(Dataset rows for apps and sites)
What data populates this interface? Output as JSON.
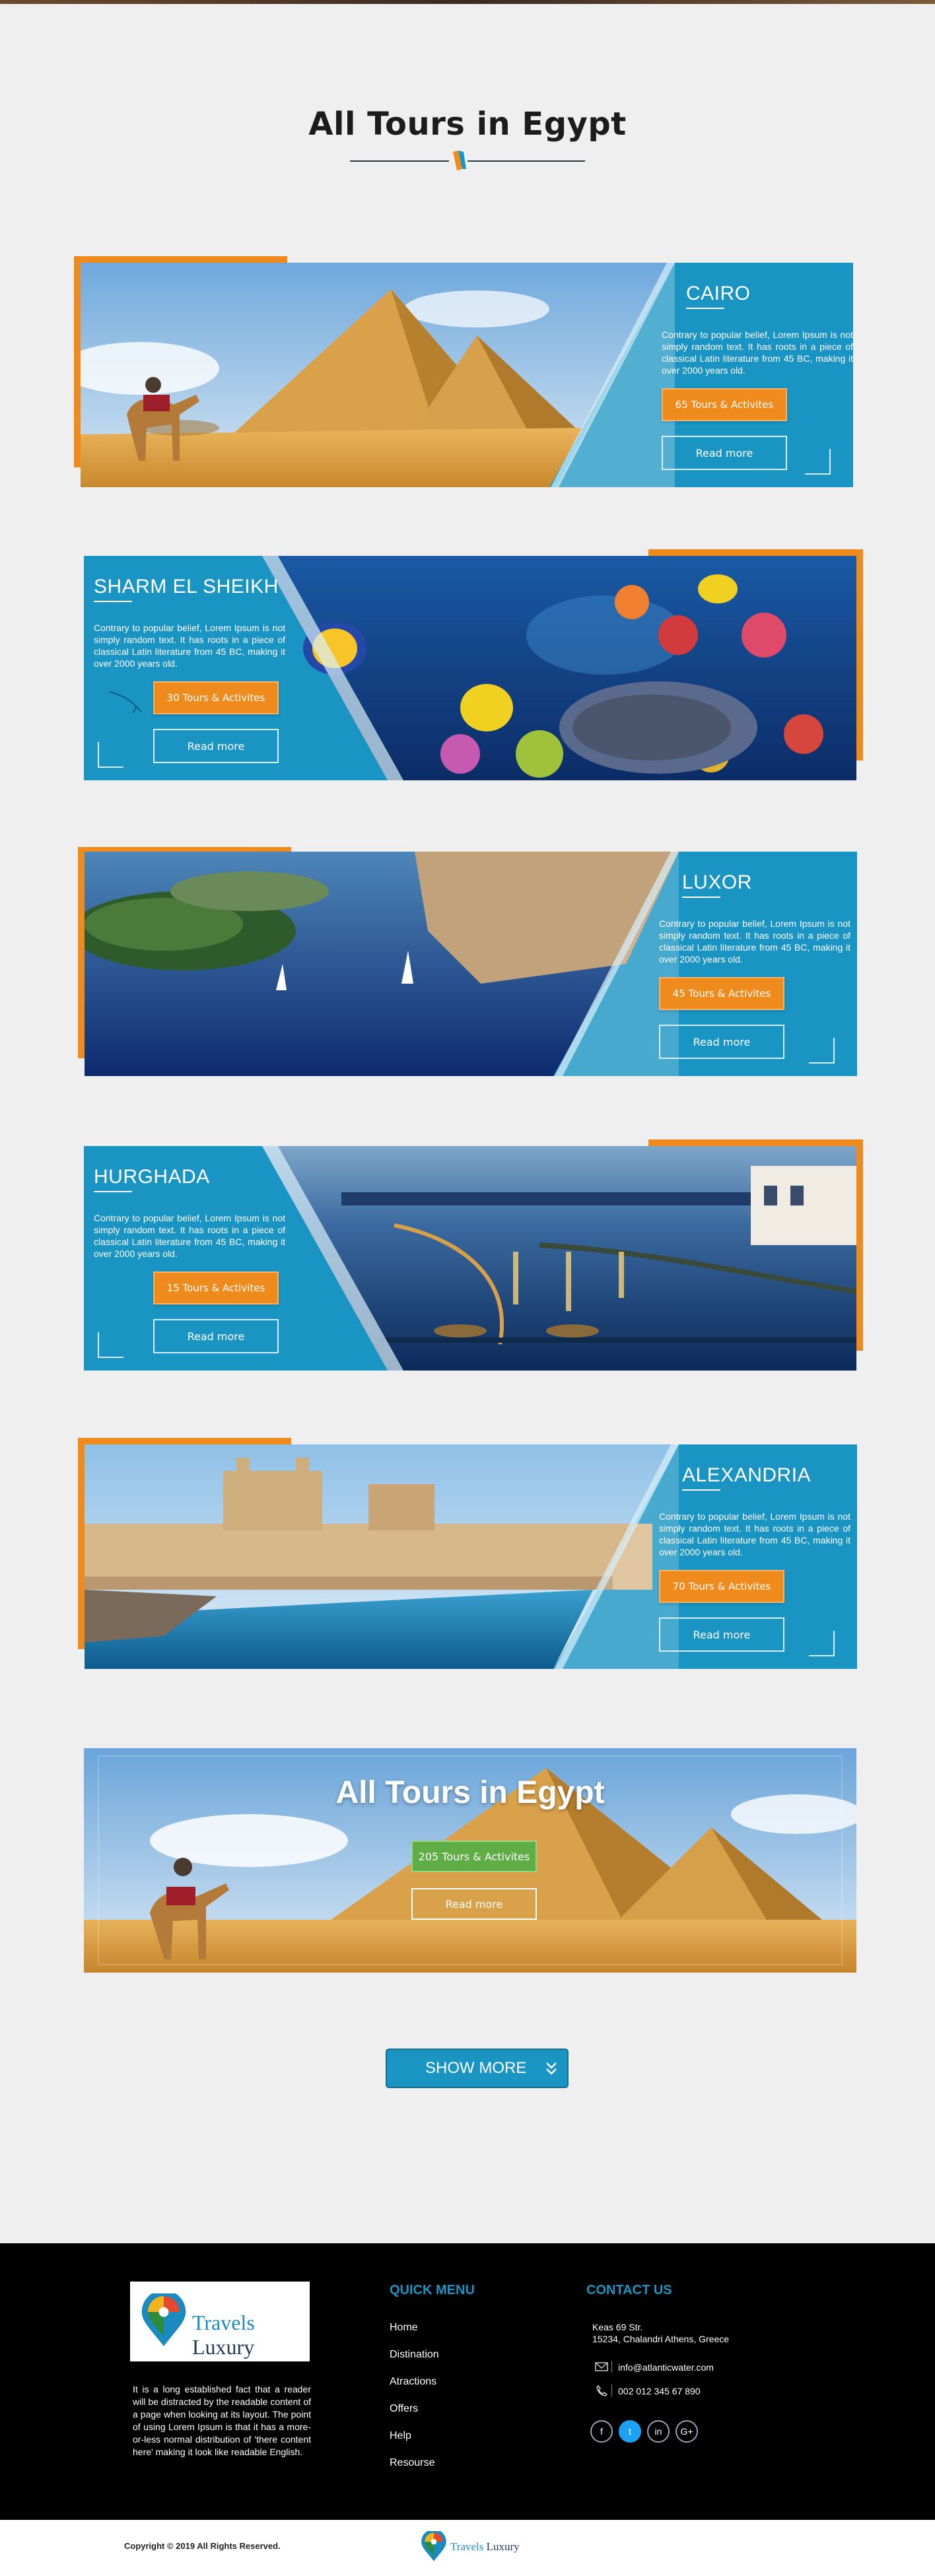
{
  "page_title": "All Tours in Egypt",
  "tours": [
    {
      "city": "CAIRO",
      "description": "Contrary to popular belief, Lorem Ipsum is not simply random text. It has roots in a piece of classical Latin literature from 45 BC, making it over 2000 years old.",
      "tours_label": "65 Tours & Activites",
      "read_more": "Read more"
    },
    {
      "city": "SHARM EL SHEIKH",
      "description": "Contrary to popular belief, Lorem Ipsum is not simply random text. It has roots in a piece of classical Latin literature from 45 BC, making it over 2000 years old.",
      "tours_label": "30 Tours & Activites",
      "read_more": "Read more"
    },
    {
      "city": "LUXOR",
      "description": "Contrary to popular belief, Lorem Ipsum is not simply random text. It has roots in a piece of classical Latin literature from 45 BC, making it over 2000 years old.",
      "tours_label": "45 Tours & Activites",
      "read_more": "Read more"
    },
    {
      "city": "HURGHADA",
      "description": "Contrary to popular belief, Lorem Ipsum is not simply random text. It has roots in a piece of classical Latin literature from 45 BC, making it over 2000 years old.",
      "tours_label": "15 Tours & Activites",
      "read_more": "Read more"
    },
    {
      "city": "ALEXANDRIA",
      "description": "Contrary to popular belief, Lorem Ipsum is not simply random text. It has roots in a piece of classical Latin literature from 45 BC, making it over 2000 years old.",
      "tours_label": "70 Tours & Activites",
      "read_more": "Read more"
    }
  ],
  "banner": {
    "title": "All Tours in Egypt",
    "tours_label": "205 Tours & Activites",
    "read_more": "Read more"
  },
  "show_more": "SHOW MORE",
  "footer": {
    "logo": {
      "word1": "Travels",
      "word2": "Luxury"
    },
    "about": "It is a long established fact that a reader will be distracted by the readable content of a page when looking at its layout. The point of using Lorem Ipsum is that it has a more-or-less normal distribution of 'there content here' making it look like readable English.",
    "quick_menu_title": "QUICK MENU",
    "menu": [
      "Home",
      "Distination",
      "Atractions",
      "Offers",
      "Help",
      "Resourse"
    ],
    "contact_title": "CONTACT US",
    "address_line1": "Keas 69 Str.",
    "address_line2": "15234, Chalandri Athens, Greece",
    "email": "info@atlanticwater.com",
    "phone": "002 012 345 67 890",
    "social": [
      "f",
      "t",
      "in",
      "G+"
    ],
    "copyright": "Copyright © 2019 All Rights Reserved."
  },
  "colors": {
    "accent_orange": "#ef8a1d",
    "panel_blue": "#1a94c2",
    "button_green": "#5fae45",
    "footer_bg": "#000000"
  },
  "icons": [
    "envelope-icon",
    "phone-icon",
    "facebook-icon",
    "twitter-icon",
    "linkedin-icon",
    "google-plus-icon",
    "double-chevron-down-icon",
    "corner-bracket-icon",
    "dolphin-icon"
  ]
}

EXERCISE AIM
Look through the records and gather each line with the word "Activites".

RESPONSE
      "tours_label": "65 Tours & Activites",
      "tours_label": "30 Tours & Activites",
      "tours_label": "45 Tours & Activites",
      "tours_label": "15 Tours & Activites",
      "tours_label": "70 Tours & Activites",
    "tours_label": "205 Tours & Activites",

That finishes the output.